- PROBLEM TO SOLVE -
Scan the records below, and wherever a line has the word "following", pull it out.

- PROVIDED INFORMATION -

*** Begin section ***

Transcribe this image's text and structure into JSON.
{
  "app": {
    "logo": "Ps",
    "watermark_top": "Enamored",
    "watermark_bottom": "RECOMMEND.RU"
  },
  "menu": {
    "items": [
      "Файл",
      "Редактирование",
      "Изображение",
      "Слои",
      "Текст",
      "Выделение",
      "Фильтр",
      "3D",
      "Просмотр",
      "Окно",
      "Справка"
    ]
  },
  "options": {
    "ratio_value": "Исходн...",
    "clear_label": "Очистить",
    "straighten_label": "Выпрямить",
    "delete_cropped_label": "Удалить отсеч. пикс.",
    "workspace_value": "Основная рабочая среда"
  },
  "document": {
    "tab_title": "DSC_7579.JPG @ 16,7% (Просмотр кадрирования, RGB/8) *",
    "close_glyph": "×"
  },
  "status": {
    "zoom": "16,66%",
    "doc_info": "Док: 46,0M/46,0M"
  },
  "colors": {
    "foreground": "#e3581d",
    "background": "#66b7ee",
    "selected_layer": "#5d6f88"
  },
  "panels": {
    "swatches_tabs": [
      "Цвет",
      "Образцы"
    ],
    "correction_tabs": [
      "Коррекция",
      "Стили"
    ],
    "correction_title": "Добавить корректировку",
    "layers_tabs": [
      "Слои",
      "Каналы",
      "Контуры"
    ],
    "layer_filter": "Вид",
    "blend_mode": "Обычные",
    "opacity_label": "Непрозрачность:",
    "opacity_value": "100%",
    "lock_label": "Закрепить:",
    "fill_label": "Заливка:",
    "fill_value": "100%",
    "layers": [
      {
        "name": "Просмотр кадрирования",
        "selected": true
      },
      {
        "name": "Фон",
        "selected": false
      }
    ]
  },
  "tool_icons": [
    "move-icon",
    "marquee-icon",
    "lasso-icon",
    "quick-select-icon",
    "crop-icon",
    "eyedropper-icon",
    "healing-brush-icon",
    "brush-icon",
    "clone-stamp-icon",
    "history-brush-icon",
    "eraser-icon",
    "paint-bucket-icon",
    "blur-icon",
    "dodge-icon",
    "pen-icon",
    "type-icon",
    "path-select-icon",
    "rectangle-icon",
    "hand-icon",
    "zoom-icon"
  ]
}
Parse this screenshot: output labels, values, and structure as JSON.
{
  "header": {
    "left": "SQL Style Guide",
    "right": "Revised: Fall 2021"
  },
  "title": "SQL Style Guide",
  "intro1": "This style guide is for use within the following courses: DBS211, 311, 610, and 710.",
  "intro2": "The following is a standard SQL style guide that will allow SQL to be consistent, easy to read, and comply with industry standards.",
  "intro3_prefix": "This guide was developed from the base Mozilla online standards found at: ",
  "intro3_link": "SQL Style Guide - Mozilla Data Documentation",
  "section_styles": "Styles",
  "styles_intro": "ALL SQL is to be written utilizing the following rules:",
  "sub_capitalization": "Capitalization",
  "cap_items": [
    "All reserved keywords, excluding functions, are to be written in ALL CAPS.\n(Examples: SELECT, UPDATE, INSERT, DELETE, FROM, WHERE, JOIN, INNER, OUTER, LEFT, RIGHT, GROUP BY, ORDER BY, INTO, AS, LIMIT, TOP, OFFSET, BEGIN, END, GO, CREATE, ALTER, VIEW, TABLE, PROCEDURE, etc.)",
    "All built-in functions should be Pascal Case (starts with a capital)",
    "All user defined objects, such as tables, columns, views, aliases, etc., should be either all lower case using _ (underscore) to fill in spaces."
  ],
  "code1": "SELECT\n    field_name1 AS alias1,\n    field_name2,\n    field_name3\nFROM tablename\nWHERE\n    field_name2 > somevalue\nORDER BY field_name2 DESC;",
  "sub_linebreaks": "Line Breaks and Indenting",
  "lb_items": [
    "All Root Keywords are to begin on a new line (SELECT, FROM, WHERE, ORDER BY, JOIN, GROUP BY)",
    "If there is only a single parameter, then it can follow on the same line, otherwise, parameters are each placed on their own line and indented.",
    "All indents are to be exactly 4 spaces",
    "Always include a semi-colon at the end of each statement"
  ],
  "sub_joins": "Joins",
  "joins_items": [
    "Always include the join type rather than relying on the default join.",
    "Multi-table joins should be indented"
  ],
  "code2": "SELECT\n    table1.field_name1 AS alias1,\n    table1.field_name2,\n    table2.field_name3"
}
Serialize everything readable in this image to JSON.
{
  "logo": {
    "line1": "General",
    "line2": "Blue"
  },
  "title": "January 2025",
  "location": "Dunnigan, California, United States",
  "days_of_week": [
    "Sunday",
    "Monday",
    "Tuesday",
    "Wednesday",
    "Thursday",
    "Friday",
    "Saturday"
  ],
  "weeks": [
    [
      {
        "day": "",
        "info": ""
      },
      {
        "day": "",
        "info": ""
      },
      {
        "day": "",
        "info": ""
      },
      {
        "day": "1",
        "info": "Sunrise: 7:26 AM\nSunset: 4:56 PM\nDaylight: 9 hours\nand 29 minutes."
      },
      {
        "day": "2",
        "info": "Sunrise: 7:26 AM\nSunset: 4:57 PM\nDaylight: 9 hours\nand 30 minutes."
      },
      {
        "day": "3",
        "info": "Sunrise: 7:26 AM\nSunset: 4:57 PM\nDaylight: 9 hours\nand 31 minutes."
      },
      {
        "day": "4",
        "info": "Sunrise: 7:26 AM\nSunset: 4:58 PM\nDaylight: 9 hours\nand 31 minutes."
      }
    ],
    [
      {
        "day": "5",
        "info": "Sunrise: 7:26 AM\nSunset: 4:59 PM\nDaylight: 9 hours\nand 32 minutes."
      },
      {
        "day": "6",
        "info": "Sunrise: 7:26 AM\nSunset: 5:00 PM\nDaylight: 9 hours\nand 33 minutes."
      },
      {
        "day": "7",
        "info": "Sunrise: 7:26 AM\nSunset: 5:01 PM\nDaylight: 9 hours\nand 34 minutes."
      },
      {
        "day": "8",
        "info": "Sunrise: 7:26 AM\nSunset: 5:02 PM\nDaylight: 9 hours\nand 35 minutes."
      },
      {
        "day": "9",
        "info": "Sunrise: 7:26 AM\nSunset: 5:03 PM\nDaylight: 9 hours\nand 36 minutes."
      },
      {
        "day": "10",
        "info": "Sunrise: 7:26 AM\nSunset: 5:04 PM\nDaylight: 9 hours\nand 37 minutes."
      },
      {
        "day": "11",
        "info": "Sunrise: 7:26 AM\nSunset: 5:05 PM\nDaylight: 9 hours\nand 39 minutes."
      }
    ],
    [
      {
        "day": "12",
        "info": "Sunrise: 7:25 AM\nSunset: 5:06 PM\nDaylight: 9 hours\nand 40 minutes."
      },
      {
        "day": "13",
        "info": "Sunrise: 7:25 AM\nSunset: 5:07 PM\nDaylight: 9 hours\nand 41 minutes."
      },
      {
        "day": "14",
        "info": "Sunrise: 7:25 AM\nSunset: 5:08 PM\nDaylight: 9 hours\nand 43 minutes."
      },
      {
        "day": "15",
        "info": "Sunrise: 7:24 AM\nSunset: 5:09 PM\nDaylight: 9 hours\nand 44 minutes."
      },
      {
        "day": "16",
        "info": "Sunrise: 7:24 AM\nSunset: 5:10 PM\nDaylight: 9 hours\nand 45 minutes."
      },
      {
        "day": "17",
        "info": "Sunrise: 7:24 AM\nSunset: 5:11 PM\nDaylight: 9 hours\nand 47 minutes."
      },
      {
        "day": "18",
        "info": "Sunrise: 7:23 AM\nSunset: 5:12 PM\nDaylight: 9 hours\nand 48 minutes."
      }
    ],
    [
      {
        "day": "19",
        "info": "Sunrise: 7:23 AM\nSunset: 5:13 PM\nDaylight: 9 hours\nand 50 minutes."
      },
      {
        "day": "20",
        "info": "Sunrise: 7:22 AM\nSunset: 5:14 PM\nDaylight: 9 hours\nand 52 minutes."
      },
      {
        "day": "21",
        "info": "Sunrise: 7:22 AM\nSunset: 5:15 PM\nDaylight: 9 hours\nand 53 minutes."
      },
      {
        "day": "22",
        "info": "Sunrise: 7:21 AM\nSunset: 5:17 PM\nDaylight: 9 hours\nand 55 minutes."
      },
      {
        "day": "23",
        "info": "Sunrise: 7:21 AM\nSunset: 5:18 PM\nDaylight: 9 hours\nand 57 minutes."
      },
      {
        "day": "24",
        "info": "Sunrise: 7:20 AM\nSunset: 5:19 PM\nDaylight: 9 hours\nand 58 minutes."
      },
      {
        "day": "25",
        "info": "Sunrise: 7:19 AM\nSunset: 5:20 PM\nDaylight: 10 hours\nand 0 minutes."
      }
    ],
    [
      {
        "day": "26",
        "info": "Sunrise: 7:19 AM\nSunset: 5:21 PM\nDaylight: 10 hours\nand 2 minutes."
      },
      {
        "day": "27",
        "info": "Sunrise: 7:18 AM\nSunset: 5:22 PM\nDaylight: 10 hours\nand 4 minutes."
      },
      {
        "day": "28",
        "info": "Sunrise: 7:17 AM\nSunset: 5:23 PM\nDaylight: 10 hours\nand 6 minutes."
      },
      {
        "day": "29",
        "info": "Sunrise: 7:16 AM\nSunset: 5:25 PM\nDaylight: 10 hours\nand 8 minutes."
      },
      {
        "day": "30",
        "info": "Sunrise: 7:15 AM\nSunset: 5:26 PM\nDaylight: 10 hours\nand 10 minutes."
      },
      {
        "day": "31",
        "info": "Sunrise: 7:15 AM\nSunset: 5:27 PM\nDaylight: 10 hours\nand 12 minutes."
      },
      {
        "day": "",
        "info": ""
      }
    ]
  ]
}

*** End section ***

- WRITTEN RESPONSE -
  "intro1": "This style guide is for use within the following courses: DBS211, 311, 610, and 710.",
  "intro2": "The following is a standard SQL style guide that will allow SQL to be consistent, easy to read, and comply with industry standards.",
  "styles_intro": "ALL SQL is to be written utilizing the following rules:",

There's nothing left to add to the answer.